Thereafter, no activity occurred on the island until the two lighthouses were built on the island's highest peaks in 1928 and 1934. In 1938 the National Park Service established the Channel Islands National Monument, which included Anacapa and Santa Barbara islands. This protection was extended in 1949 to include one nautical mile of ocean waters extending seaward from the islands’ shorelines. In 1980, Channel Islands National Park was established, protecting Santa Rosa, Santa Cruz, and San Miguel islands in addition to Anacapa and Santa Barbara islands. The Channel Islands National Marine Sanctuary was also established in 1980, protecting 1,470 square miles of ocean waters up to six nautical miles offshore around each of the five islands.


elephant seals on a sandy beach formed by a small cove
Northern elephant seals in a cove on Santa Barbara Island. photo © strix_v, CC BY-NC 2.0

Getting to Santa Barbara Island can be a little tricky given its remote location, however the National Park Service authorized the concessionaire Island Packers to offer boat trips to the island from April to October. Trips leave from Ventura Harbor and take approximately three hours.
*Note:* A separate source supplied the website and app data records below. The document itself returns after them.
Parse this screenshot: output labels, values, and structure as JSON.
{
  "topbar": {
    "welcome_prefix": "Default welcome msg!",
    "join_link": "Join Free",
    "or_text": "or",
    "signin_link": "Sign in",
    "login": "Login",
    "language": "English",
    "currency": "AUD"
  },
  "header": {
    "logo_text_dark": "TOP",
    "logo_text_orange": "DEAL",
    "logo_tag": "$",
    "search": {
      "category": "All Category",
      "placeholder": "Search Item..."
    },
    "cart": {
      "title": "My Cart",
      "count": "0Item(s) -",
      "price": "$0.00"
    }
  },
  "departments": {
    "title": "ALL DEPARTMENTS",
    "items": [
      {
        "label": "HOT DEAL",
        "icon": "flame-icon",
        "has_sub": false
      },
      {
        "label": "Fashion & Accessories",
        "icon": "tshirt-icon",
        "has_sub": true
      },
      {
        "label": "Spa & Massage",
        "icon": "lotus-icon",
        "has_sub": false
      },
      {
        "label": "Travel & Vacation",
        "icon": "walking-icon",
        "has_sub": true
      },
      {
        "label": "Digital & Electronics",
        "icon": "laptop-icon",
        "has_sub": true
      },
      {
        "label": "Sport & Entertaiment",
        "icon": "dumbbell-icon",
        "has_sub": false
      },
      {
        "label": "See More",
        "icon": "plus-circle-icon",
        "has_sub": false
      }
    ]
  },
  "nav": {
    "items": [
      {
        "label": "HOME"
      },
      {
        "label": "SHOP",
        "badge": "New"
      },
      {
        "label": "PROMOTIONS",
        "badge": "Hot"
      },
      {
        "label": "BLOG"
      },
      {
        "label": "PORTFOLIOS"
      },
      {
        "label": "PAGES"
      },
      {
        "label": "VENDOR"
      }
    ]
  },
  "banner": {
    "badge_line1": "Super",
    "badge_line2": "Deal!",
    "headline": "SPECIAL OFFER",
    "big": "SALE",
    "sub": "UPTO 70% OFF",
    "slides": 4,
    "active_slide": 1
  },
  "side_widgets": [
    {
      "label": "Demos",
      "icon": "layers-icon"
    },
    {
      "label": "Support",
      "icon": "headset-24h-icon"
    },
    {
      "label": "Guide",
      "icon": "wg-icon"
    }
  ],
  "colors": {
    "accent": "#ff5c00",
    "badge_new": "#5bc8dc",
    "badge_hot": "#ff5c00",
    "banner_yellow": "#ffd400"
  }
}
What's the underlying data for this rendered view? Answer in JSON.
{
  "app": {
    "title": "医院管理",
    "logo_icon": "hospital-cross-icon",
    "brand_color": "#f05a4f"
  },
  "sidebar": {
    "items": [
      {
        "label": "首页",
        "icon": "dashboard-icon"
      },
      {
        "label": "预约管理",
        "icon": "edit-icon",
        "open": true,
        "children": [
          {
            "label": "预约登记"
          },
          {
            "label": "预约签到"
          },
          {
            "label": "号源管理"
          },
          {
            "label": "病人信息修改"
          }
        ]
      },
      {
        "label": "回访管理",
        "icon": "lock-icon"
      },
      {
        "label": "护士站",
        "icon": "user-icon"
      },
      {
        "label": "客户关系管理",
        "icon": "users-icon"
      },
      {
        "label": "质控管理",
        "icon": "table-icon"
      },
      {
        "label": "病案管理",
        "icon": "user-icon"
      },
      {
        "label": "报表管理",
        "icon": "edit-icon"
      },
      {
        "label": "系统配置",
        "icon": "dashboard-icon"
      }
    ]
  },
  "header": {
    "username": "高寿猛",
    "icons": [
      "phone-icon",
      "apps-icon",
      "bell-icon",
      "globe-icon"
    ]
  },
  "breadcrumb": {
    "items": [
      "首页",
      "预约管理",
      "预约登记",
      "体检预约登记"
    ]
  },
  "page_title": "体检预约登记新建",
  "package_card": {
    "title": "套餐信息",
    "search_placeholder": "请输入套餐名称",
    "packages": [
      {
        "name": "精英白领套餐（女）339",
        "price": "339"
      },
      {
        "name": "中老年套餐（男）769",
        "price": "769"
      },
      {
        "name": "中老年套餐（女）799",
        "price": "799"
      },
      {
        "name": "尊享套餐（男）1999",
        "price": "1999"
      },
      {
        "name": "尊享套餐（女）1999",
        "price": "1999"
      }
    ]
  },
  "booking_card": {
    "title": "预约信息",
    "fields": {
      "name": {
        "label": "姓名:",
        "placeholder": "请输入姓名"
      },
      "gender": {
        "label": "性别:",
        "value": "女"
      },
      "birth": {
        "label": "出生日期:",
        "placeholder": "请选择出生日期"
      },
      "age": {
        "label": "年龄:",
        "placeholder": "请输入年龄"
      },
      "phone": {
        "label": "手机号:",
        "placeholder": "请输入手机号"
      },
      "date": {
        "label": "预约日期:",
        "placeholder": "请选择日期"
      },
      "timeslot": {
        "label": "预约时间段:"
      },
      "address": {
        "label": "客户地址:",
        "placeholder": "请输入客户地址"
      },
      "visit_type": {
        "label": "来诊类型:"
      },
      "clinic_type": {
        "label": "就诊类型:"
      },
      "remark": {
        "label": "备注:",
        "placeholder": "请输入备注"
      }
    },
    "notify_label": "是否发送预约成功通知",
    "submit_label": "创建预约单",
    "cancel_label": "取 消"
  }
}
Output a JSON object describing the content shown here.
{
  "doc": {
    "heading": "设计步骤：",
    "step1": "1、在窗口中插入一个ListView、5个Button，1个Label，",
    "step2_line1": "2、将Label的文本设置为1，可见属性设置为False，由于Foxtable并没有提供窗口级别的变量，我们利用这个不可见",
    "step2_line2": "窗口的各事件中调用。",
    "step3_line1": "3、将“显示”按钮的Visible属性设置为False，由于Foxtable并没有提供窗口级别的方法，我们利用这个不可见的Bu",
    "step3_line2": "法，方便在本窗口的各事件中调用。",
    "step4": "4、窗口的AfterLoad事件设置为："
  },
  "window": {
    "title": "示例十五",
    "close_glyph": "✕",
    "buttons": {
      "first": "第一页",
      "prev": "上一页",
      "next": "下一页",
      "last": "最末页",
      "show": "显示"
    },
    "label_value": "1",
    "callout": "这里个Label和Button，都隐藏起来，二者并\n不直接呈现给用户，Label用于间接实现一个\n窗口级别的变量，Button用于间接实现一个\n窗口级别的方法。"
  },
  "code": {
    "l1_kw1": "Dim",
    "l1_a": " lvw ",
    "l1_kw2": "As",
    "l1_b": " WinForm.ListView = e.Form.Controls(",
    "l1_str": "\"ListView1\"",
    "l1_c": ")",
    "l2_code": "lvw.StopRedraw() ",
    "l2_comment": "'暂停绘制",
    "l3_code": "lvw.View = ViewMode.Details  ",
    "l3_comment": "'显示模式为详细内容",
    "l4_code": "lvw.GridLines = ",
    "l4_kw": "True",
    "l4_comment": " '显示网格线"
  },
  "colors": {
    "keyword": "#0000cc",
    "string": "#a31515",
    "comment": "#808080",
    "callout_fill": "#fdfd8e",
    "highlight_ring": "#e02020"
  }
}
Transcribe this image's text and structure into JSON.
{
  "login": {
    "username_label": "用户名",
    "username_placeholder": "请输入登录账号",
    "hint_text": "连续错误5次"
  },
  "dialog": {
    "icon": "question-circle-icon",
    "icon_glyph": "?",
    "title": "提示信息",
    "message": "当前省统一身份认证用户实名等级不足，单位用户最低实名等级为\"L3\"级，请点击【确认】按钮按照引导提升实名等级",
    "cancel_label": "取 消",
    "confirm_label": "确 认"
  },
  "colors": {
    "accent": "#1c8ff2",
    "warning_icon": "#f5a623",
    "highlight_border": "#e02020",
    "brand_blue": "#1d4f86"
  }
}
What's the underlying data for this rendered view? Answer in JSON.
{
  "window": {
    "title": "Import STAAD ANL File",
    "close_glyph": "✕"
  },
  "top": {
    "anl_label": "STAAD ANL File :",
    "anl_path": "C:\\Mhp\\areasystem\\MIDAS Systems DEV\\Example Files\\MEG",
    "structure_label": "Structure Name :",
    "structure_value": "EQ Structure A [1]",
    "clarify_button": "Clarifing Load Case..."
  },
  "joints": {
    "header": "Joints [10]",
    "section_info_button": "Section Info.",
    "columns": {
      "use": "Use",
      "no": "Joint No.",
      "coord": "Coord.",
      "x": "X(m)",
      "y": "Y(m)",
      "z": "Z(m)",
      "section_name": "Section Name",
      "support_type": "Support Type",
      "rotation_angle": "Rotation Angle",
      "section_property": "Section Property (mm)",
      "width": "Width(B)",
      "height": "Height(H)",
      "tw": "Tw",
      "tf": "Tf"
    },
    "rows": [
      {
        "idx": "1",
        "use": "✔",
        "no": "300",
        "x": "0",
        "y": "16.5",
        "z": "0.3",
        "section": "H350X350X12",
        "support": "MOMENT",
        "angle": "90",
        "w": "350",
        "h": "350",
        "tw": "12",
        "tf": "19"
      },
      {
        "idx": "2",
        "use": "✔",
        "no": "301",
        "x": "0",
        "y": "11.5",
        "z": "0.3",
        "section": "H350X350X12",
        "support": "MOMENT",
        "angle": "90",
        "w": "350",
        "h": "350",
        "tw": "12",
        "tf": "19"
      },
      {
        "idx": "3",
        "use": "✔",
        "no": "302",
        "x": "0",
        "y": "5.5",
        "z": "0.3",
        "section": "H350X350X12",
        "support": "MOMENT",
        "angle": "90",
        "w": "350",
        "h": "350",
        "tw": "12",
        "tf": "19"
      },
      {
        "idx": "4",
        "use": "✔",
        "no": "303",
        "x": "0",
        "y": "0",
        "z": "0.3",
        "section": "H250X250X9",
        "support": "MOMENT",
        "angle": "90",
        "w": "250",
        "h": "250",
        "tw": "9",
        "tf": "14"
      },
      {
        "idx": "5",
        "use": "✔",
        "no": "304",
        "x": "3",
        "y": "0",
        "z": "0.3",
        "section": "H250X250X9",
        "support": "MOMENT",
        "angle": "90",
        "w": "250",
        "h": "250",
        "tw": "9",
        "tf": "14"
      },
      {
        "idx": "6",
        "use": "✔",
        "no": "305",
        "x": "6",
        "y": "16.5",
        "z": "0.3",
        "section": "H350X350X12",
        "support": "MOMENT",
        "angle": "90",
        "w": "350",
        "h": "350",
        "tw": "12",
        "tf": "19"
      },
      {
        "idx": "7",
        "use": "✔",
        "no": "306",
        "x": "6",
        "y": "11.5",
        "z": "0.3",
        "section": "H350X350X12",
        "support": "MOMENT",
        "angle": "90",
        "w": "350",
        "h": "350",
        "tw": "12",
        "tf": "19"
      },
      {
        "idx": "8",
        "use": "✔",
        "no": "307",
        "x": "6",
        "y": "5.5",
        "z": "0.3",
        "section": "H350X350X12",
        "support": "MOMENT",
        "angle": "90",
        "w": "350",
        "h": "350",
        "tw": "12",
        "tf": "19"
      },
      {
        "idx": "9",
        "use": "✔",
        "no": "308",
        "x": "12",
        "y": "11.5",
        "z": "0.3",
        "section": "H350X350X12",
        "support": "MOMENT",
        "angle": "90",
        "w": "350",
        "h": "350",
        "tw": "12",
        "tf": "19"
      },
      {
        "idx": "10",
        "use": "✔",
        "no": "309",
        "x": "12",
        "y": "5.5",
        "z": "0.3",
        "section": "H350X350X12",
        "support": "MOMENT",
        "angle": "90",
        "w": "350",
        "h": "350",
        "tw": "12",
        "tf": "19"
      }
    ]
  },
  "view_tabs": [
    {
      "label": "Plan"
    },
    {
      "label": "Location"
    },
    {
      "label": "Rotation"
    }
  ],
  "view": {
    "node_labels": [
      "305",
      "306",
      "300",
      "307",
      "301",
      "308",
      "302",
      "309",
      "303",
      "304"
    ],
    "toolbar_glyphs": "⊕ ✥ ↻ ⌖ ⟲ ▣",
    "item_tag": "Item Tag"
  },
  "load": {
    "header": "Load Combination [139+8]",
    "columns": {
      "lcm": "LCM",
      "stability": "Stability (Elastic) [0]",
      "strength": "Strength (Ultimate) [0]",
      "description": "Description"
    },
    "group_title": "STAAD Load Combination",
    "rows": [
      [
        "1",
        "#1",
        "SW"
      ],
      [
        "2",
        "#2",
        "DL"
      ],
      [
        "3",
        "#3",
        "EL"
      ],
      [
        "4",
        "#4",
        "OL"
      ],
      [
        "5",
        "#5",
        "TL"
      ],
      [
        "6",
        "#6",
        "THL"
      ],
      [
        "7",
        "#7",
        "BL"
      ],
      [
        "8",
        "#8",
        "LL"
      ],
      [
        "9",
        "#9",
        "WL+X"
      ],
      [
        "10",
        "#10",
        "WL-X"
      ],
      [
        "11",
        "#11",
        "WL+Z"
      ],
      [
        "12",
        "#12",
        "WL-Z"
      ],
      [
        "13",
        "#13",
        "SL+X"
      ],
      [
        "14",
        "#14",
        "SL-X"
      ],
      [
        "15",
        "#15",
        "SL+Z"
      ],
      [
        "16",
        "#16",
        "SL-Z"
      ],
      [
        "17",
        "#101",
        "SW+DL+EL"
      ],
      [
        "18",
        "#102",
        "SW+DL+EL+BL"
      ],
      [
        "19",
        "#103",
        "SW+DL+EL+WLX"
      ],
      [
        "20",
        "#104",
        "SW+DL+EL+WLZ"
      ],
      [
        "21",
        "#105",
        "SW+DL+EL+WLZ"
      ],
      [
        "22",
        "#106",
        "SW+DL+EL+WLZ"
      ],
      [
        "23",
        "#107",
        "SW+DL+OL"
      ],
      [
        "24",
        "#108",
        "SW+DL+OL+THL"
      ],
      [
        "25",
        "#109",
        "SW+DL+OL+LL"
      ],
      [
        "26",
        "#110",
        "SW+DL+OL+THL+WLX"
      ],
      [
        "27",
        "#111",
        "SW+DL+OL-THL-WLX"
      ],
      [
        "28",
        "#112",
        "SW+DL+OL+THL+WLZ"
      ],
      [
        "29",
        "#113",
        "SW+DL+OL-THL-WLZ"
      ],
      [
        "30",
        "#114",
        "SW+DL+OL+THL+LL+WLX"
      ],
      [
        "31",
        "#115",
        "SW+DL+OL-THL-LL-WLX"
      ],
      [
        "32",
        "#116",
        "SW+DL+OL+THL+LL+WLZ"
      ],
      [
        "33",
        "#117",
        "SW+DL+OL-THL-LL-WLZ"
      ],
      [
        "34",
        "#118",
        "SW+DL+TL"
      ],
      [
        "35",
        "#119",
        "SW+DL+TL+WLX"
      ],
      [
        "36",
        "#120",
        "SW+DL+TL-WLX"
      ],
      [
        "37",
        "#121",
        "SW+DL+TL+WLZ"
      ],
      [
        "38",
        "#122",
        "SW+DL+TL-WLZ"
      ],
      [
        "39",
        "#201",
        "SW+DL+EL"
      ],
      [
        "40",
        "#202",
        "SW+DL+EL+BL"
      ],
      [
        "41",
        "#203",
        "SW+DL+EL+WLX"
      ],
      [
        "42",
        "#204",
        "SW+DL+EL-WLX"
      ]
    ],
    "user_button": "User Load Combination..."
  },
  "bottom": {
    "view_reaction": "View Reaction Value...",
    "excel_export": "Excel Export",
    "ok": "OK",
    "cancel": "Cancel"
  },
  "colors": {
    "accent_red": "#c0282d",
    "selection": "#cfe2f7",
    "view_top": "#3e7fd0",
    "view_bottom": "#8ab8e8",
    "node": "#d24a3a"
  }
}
On the north side of the island, overlooks such as Elephant Seal Cove and Webster Point are popular with visitors for their expansive views of the island and surrounding ocean. The southeast side of the island is popular for scuba diving and offers a chance to see seals and sea lions.

To enjoy the beauty of the reserves from the island, visitors can hike on more than five miles of trails that meander over gentle slopes and low mountain tops to National Park Service campsites, dramatic overlooks, and magnificent coastal views. The Sea Lion Rookery Trail offers spectacular views of the SMR and may allow visitors to catch a glimpse of the beaches where sea lions give birth to their pups each year from June to August. No take is allowed within the SMR or the FMR.


This area is bounded by the mean high tide line and straight lines connecting the following points in the order listed:

33° 28.500′ N. lat. 119° 01.813′ W. long.;
33° 28.500′ N. lat. 118° 54.527′ W. long.;
33° 21.792′ N. lat. 118° 54.527′ W. long.;
33° 21.792′ N. lat. 119° 02.200′ W. long.; and
33° 27.911′ N. lat. 119° 02.200′ W. long.

Note: This area includes Santa Barbara Island State Marine Reserve and the adjoining federal Santa Barbara Island Marine Reserve. Coordinates are provided for outer boundaries of the joined state and federal areas.

The state reserve and federal reserve share identical regulations. For state reserve boundaries only, see California Code of Regulations Title 14, Section 632. For federal reserve boundaries only, see Code of Federal Regulations, Federal Register 15 Part 922 and 50 CFR Part 660.

Downloads for Santa Barbara Island State Marine Reserve/Federal Marine Reserve


Map of Santa Barbara Island SMR - click to enlarge in new tab

Facts, Map & Regulations

MPA fact sheet - click to enlarge in new tab